▸ Instructions for the task:
Your answer should consist of the lines below that hold the word "value".

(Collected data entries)
=-=-=

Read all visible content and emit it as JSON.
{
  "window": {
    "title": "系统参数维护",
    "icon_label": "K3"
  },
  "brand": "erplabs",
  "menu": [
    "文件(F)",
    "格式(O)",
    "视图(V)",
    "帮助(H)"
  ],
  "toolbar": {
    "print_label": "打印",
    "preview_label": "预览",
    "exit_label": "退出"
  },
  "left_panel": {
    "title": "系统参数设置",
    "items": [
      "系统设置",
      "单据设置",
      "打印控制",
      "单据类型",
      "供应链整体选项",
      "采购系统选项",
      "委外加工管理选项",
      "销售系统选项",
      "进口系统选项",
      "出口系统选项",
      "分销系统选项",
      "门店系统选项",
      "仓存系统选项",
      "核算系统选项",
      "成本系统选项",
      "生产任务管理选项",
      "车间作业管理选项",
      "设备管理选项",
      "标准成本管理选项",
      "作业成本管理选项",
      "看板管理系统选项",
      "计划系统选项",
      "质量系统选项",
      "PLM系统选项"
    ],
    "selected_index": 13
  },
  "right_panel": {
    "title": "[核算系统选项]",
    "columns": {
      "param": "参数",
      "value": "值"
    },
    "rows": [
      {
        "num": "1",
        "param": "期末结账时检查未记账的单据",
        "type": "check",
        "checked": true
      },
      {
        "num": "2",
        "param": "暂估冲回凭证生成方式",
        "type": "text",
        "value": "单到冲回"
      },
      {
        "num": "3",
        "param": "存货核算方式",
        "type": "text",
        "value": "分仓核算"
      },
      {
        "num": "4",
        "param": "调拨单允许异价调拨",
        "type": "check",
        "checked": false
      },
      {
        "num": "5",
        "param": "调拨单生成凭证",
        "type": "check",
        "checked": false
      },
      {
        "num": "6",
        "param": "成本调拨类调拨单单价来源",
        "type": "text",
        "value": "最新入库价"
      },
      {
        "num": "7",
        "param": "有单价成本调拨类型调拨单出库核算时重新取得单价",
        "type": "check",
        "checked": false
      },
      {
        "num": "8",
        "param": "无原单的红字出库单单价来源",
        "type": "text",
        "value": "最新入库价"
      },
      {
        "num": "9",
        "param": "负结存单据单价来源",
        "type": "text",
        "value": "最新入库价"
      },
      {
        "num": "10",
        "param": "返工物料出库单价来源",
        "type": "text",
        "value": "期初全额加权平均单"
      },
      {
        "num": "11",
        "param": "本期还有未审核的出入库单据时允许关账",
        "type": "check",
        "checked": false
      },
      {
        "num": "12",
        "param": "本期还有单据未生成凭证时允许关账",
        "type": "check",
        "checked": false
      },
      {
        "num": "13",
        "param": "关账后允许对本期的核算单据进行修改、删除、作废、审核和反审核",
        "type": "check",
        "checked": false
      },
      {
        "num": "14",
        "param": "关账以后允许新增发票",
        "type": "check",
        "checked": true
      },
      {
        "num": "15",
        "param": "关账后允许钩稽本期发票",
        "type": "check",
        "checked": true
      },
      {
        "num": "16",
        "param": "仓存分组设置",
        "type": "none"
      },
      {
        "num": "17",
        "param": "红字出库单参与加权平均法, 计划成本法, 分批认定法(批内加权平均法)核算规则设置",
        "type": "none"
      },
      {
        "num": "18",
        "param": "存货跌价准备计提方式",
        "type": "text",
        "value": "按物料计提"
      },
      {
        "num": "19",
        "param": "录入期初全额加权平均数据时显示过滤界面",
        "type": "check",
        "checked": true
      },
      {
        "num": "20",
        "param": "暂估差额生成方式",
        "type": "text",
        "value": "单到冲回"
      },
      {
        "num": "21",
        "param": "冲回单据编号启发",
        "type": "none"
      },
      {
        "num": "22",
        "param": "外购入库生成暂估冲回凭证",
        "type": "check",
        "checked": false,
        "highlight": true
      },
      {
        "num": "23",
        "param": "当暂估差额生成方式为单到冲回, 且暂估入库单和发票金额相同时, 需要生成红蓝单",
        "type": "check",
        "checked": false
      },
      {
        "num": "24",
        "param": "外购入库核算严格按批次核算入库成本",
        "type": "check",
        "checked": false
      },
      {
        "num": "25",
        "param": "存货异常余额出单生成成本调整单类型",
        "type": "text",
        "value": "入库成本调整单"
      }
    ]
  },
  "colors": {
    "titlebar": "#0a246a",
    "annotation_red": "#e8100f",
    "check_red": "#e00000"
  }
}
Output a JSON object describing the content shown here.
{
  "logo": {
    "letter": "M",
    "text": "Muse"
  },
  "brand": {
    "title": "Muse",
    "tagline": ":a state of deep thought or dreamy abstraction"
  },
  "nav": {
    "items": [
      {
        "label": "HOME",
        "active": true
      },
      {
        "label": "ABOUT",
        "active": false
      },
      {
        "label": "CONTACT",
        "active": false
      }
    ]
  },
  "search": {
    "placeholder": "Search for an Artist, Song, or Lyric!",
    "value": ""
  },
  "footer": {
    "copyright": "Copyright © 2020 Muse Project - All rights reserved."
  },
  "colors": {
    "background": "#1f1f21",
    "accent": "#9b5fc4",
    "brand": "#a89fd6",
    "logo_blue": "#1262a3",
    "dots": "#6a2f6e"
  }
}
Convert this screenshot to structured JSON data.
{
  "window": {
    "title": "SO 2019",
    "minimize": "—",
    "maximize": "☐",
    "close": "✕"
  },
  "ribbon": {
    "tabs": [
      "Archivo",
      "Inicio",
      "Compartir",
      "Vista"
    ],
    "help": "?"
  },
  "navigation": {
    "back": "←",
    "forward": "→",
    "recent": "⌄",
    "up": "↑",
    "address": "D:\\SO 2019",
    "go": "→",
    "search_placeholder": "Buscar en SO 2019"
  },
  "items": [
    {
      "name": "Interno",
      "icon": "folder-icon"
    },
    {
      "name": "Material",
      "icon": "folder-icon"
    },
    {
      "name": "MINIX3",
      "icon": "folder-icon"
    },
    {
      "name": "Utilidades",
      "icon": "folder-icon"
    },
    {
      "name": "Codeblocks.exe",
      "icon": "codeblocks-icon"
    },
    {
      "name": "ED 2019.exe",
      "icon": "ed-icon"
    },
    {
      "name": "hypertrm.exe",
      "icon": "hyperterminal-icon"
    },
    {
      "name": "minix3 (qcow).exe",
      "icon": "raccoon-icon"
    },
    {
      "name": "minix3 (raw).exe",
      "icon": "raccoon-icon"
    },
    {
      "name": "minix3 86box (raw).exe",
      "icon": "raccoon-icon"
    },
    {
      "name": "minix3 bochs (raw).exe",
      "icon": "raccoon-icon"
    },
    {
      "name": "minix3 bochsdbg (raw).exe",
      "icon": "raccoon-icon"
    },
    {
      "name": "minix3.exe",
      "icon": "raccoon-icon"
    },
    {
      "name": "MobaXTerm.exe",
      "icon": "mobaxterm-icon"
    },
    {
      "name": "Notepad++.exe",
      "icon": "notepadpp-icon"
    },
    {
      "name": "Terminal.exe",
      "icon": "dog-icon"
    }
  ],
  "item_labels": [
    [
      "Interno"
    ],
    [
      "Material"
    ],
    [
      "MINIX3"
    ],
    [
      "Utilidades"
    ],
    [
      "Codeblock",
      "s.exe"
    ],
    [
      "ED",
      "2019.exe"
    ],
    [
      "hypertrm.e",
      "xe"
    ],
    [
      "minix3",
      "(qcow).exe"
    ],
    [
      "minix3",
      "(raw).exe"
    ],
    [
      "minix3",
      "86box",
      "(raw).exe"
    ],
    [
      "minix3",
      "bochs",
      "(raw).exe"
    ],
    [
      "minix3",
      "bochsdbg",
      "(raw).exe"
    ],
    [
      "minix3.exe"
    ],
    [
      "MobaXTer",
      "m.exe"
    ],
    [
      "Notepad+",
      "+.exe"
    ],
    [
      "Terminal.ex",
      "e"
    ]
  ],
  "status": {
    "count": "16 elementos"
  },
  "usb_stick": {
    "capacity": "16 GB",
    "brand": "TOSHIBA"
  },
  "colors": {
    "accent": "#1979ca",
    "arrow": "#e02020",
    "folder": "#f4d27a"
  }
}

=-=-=

▸ Answer to the problem:
      "value": "值"
        "value": "单到冲回"
        "value": "分仓核算"
        "value": "最新入库价"
        "value": "最新入库价"
        "value": "最新入库价"
        "value": "期初全额加权平均单"
        "value": "按物料计提"
        "value": "单到冲回"
        "value": "入库成本调整单"
    "value": ""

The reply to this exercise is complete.